We hypothesize that PGC-1α is the AMPK-induced mediator that inhibits ROS. PGC-1α acts as a coactivator of several transcriptional factors and has been implicated in energy homeostasis and glucose metabolism.41 Recent reports also suggest that AMPK induces PGC-1α expression30 and that PGC-1α stimulates mitochondrial biogenesis, including induction of mitochondrial antioxidant enzymes.31–33 Consistent with these reports, the present study demonstrated that AICAR, metformin, or transduction of CA-AMPK increased the mRNA levels of PGC-1α as well as the mitochondrial antioxidant enzyme SOD2. In addition, activation of AMPK induced—though to a lesser extent—nonmitochondrial antioxidant enzyme catalase, which is reported to be up-regulated by PGC-1α.34 Collectively, the present study implies that AMPK attenuates PDGF-induced intracellular ROS production and subsequent AKT activation, at least in part, via up-regulation of antioxidant enzymes. Further study will be needed to determine the role of PGC-1α in HSCs.

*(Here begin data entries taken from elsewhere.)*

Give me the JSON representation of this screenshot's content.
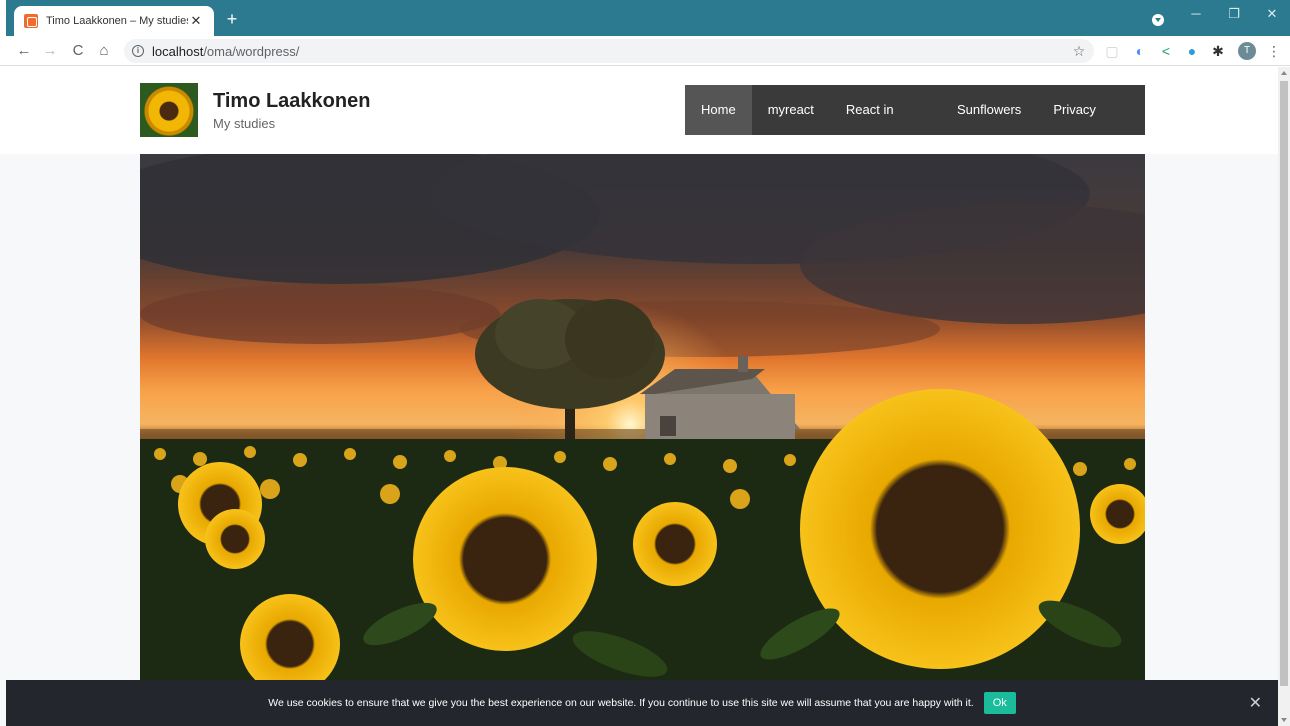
{
  "browser": {
    "tab_title": "Timo Laakkonen – My studies",
    "tab_close": "✕",
    "new_tab": "+",
    "url_host": "localhost",
    "url_path": "/oma/wordpress/",
    "profile_initial": "T",
    "window_controls": {
      "minimize": "─",
      "restore": "❐",
      "close": "✕"
    },
    "nav": {
      "back": "←",
      "forward": "→",
      "reload": "C",
      "home": "⌂"
    },
    "extensions": [
      "star-icon",
      "extension-box-icon",
      "cloud-icon",
      "share-icon",
      "telegram-icon",
      "puzzle-icon"
    ]
  },
  "site": {
    "title": "Timo Laakkonen",
    "description": "My studies",
    "nav": [
      "Home",
      "myreact",
      "React in frame",
      "Sunflowers",
      "Privacy Policy"
    ],
    "active_nav": "Home"
  },
  "cookie": {
    "text": "We use cookies to ensure that we give you the best experience on our website. If you continue to use this site we will assume that you are happy with it.",
    "ok_label": "Ok",
    "close": "✕"
  }
}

The present study demonstrated that AMPK also controls HSC proliferation via induction of cdk inhibitors p21cip1 and p27kip1. The increased expression of p21cip1 is possibly mediated by a p53-dependent mechanism. This study also demonstrated that AMPK phosphorylates p53 at Ser-15 and increased p53 protein levels, consistent with previous observations.12, 42, 43 p53 phosphorylation at Ser-15 induces accumulation and activation of this protein,44 resulting in up-regulation of p21cip1 transcription. AMPK is also reported to phosphorylate p27kip1 at Thr-198, thereby increasing p27 stability.45 As we demonstrated that AMPK increases p27kip1 mRNA levels, increased expression of p27kip1 might be mediated by both posttranscriptional and transcriptional regulation. Because FoxO1 regulates expressions of p27kip1 and SOD2 genes in HSCs,18 AMPK inhibition of the AKT pathway may, in part, participate in the up-regulation of p27kip1 and SOD2 genes. Because PGC-1α coactivates FoxO1,46 it is also possible that it coactivates and up-regulates the expression of these genes. These effects would be cumulative, resulting in higher levels of the cdk inhibitors.

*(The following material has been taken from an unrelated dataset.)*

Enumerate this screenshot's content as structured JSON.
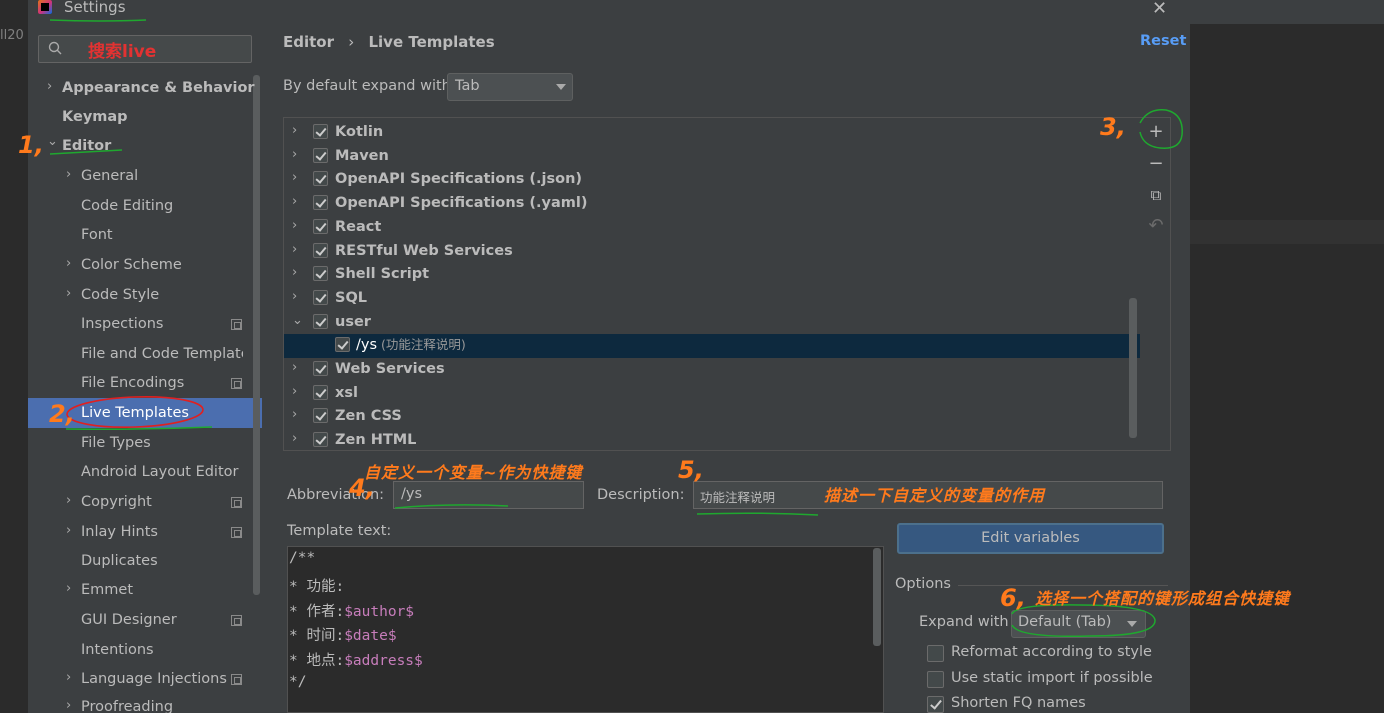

Low adiponectin levels may play a pivotal role in the progression of NAFLD. Recent human studies14, 47 indicate that low adiponectin levels correlate with the severity of NAFLD from simple steatosis to fibrosis and cirrhosis. The present study suggests that adiponectin per se inhibits HSC proliferation via AMPK and that a decrease in HMW adiponectin would enhance the progression of fibrosis in obese patients with NAFLD.

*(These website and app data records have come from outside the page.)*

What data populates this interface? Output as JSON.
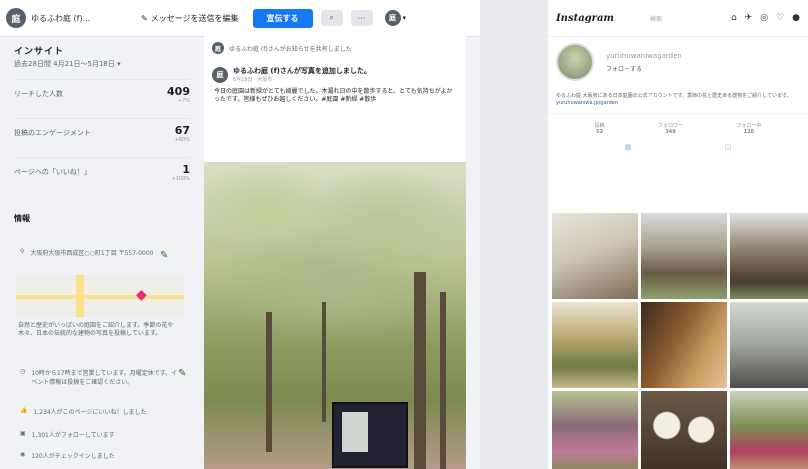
{
  "facebook": {
    "page_name": "ゆるふわ庭 (f)...",
    "edit_link": "メッセージを送信を編集",
    "promote_button": "宣伝する",
    "insights": {
      "title": "インサイト",
      "period": "過去28日間 4月21日〜5月18日 ▾",
      "metrics": [
        {
          "label": "リーチした人数",
          "value": "409",
          "sub": "+7%"
        },
        {
          "label": "投稿のエンゲージメント",
          "value": "67",
          "sub": "+60%"
        },
        {
          "label": "ページへの「いいね！」",
          "value": "1",
          "sub": "+100%"
        }
      ]
    },
    "info": {
      "title": "情報",
      "address": "大阪府大阪市西成区○○町1丁目 〒557-0000",
      "description": "自然と歴史がいっぱいの庭園をご紹介します。季節の花や木々、日本の伝統的な建物の写真を投稿しています。",
      "hours_text": "10時から17時まで営業しています。月曜定休です。イベント情報は投稿をご確認ください。",
      "row1": "1,234人がこのページにいいね！しました",
      "row2": "1,301人がフォローしています",
      "row3": "120人がチェックインしました"
    },
    "post": {
      "share_text": "ゆるふわ庭 (f)さんがお知らせを共有しました",
      "author": "ゆるふわ庭 (f)さんが写真を追加しました。",
      "meta": "5月18日 · 大阪市 ·",
      "body": "今日の庭園は新緑がとても綺麗でした。木漏れ日の中を散歩すると、とても気持ちがよかったです。皆様もぜひお越しください。#庭園 #新緑 #散歩"
    }
  },
  "instagram": {
    "logo": "Instagram",
    "search": "検索",
    "username": "yuruhuwaniwagarden",
    "follow_button": "フォローする",
    "bio": "ゆるふわ庭\n大阪府にある日本庭園の公式アカウントです。季節の花と歴史ある建物をご紹介しています。",
    "link": "yuruhuwaniwa.jp/garden",
    "stats": [
      {
        "label": "投稿",
        "value": "52"
      },
      {
        "label": "フォロワー",
        "value": "349"
      },
      {
        "label": "フォロー中",
        "value": "120"
      }
    ]
  },
  "colors": {
    "fb_blue": "#1877f2",
    "ig_pink": "#e1306c"
  }
}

In conclusion, the present study indicates that AMPK signaling is essential for the antiproliferative activities of HMW adiponectin on cultured activated HSCs. The identification of an antiproliferative action of HMW adiponectin, as reported in this study, is consistent with an antifibrotic effect on liver disease for this adipocytokine. Understanding the roles of HMW adiponectin and AMPK in fibrogenesis may provide new insight into the pathophysiology and therapeutic strategies for liver fibrosis, especially in patients with NAFLD.